=== TASK OBJECTIVE ===
Every entry below is to be copied exactly, with nothing omitted.

=== GIVEN DATA ===
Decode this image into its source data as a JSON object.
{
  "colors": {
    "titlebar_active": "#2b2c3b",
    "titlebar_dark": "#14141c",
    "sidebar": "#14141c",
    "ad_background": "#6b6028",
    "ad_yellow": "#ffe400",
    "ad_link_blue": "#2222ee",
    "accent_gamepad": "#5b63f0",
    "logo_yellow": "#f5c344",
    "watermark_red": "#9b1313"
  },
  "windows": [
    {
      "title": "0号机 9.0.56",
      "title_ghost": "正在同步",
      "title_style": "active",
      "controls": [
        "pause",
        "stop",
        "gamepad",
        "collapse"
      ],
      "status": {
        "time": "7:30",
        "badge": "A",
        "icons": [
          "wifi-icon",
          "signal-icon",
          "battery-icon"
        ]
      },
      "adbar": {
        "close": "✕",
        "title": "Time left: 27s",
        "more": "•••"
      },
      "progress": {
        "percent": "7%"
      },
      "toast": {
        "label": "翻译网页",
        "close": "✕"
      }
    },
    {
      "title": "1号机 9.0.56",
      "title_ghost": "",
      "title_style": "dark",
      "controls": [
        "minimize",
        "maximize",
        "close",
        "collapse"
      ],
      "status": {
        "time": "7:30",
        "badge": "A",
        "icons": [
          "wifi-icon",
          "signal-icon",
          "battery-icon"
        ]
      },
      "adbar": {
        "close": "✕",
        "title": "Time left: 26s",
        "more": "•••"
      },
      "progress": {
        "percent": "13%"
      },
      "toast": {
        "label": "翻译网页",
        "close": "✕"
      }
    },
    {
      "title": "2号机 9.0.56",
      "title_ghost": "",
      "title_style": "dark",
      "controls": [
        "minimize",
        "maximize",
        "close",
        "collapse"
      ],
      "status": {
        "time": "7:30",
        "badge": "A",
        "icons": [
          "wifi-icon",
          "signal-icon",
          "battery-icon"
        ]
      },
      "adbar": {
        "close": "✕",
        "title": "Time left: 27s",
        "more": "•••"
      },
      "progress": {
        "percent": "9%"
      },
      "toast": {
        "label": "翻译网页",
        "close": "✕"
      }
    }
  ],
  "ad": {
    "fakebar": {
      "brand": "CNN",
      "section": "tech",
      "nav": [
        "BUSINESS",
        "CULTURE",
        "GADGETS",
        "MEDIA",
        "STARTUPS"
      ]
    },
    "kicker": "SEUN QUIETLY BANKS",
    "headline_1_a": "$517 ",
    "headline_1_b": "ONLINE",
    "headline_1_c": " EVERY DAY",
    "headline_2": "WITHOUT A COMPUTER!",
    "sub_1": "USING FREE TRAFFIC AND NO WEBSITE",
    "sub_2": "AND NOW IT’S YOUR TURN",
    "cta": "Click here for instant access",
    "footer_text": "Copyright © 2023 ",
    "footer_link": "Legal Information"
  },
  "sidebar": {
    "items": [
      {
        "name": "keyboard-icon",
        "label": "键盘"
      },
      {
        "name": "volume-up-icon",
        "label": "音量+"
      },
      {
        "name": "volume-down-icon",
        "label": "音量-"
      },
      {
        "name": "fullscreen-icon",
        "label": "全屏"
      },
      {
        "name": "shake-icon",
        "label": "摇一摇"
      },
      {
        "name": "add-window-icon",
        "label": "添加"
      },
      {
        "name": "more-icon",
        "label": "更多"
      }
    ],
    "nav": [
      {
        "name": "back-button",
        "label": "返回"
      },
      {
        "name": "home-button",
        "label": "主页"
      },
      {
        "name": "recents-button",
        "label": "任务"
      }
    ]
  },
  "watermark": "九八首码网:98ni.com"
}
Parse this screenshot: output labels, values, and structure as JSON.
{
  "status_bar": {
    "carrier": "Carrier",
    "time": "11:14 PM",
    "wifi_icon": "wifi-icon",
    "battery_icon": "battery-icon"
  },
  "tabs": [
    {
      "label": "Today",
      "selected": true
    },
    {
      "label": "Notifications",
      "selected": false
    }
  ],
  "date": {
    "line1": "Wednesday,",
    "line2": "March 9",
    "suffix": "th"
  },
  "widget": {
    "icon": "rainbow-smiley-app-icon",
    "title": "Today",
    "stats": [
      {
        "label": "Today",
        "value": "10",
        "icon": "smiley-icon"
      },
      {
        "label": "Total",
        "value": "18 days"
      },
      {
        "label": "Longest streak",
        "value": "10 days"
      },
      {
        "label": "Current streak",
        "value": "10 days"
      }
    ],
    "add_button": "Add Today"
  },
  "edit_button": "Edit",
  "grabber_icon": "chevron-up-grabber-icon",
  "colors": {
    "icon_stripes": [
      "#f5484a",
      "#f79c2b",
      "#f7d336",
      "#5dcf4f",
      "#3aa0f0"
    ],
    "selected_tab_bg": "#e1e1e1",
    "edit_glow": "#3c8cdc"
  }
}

=== TASK RESULT ===
Decode this image into its source data as a JSON object.
{
  "colors": {
    "titlebar_active": "#2b2c3b",
    "titlebar_dark": "#14141c",
    "sidebar": "#14141c",
    "ad_background": "#6b6028",
    "ad_yellow": "#ffe400",
    "ad_link_blue": "#2222ee",
    "accent_gamepad": "#5b63f0",
    "logo_yellow": "#f5c344",
    "watermark_red": "#9b1313"
  },
  "windows": [
    {
      "title": "0号机 9.0.56",
      "title_ghost": "正在同步",
      "title_style": "active",
      "controls": [
        "pause",
        "stop",
        "gamepad",
        "collapse"
      ],
      "status": {
        "time": "7:30",
        "badge": "A",
        "icons": [
          "wifi-icon",
          "signal-icon",
          "battery-icon"
        ]
      },
      "adbar": {
        "close": "✕",
        "title": "Time left: 27s",
        "more": "•••"
      },
      "progress": {
        "percent": "7%"
      },
      "toast": {
        "label": "翻译网页",
        "close": "✕"
      }
    },
    {
      "title": "1号机 9.0.56",
      "title_ghost": "",
      "title_style": "dark",
      "controls": [
        "minimize",
        "maximize",
        "close",
        "collapse"
      ],
      "status": {
        "time": "7:30",
        "badge": "A",
        "icons": [
          "wifi-icon",
          "signal-icon",
          "battery-icon"
        ]
      },
      "adbar": {
        "close": "✕",
        "title": "Time left: 26s",
        "more": "•••"
      },
      "progress": {
        "percent": "13%"
      },
      "toast": {
        "label": "翻译网页",
        "close": "✕"
      }
    },
    {
      "title": "2号机 9.0.56",
      "title_ghost": "",
      "title_style": "dark",
      "controls": [
        "minimize",
        "maximize",
        "close",
        "collapse"
      ],
      "status": {
        "time": "7:30",
        "badge": "A",
        "icons": [
          "wifi-icon",
          "signal-icon",
          "battery-icon"
        ]
      },
      "adbar": {
        "close": "✕",
        "title": "Time left: 27s",
        "more": "•••"
      },
      "progress": {
        "percent": "9%"
      },
      "toast": {
        "label": "翻译网页",
        "close": "✕"
      }
    }
  ],
  "ad": {
    "fakebar": {
      "brand": "CNN",
      "section": "tech",
      "nav": [
        "BUSINESS",
        "CULTURE",
        "GADGETS",
        "MEDIA",
        "STARTUPS"
      ]
    },
    "kicker": "SEUN QUIETLY BANKS",
    "headline_1_a": "$517 ",
    "headline_1_b": "ONLINE",
    "headline_1_c": " EVERY DAY",
    "headline_2": "WITHOUT A COMPUTER!",
    "sub_1": "USING FREE TRAFFIC AND NO WEBSITE",
    "sub_2": "AND NOW IT’S YOUR TURN",
    "cta": "Click here for instant access",
    "footer_text": "Copyright © 2023 ",
    "footer_link": "Legal Information"
  },
  "sidebar": {
    "items": [
      {
        "name": "keyboard-icon",
        "label": "键盘"
      },
      {
        "name": "volume-up-icon",
        "label": "音量+"
      },
      {
        "name": "volume-down-icon",
        "label": "音量-"
      },
      {
        "name": "fullscreen-icon",
        "label": "全屏"
      },
      {
        "name": "shake-icon",
        "label": "摇一摇"
      },
      {
        "name": "add-window-icon",
        "label": "添加"
      },
      {
        "name": "more-icon",
        "label": "更多"
      }
    ],
    "nav": [
      {
        "name": "back-button",
        "label": "返回"
      },
      {
        "name": "home-button",
        "label": "主页"
      },
      {
        "name": "recents-button",
        "label": "任务"
      }
    ]
  },
  "watermark": "九八首码网:98ni.com"
}
Parse this screenshot: output labels, values, and structure as JSON.
{
  "status_bar": {
    "carrier": "Carrier",
    "time": "11:14 PM",
    "wifi_icon": "wifi-icon",
    "battery_icon": "battery-icon"
  },
  "tabs": [
    {
      "label": "Today",
      "selected": true
    },
    {
      "label": "Notifications",
      "selected": false
    }
  ],
  "date": {
    "line1": "Wednesday,",
    "line2": "March 9",
    "suffix": "th"
  },
  "widget": {
    "icon": "rainbow-smiley-app-icon",
    "title": "Today",
    "stats": [
      {
        "label": "Today",
        "value": "10",
        "icon": "smiley-icon"
      },
      {
        "label": "Total",
        "value": "18 days"
      },
      {
        "label": "Longest streak",
        "value": "10 days"
      },
      {
        "label": "Current streak",
        "value": "10 days"
      }
    ],
    "add_button": "Add Today"
  },
  "edit_button": "Edit",
  "grabber_icon": "chevron-up-grabber-icon",
  "colors": {
    "icon_stripes": [
      "#f5484a",
      "#f79c2b",
      "#f7d336",
      "#5dcf4f",
      "#3aa0f0"
    ],
    "selected_tab_bg": "#e1e1e1",
    "edit_glow": "#3c8cdc"
  }
}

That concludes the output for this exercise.